Given entries:
=== Begin Enclosure ===

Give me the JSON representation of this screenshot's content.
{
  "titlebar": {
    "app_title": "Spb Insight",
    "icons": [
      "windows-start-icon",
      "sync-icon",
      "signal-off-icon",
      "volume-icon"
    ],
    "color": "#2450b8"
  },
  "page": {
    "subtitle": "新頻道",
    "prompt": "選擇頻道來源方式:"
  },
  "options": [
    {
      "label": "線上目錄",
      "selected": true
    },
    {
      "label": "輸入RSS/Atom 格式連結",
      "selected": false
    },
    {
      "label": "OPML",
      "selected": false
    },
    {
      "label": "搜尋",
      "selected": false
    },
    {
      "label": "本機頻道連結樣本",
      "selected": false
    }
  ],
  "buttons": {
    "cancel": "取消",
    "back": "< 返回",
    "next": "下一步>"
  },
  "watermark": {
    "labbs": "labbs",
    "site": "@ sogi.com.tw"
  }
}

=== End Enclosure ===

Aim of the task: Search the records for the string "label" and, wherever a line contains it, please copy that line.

Answer box:
      "label": "線上目錄",
      "label": "輸入RSS/Atom 格式連結",
      "label": "OPML",
      "label": "搜尋",
      "label": "本機頻道連結樣本",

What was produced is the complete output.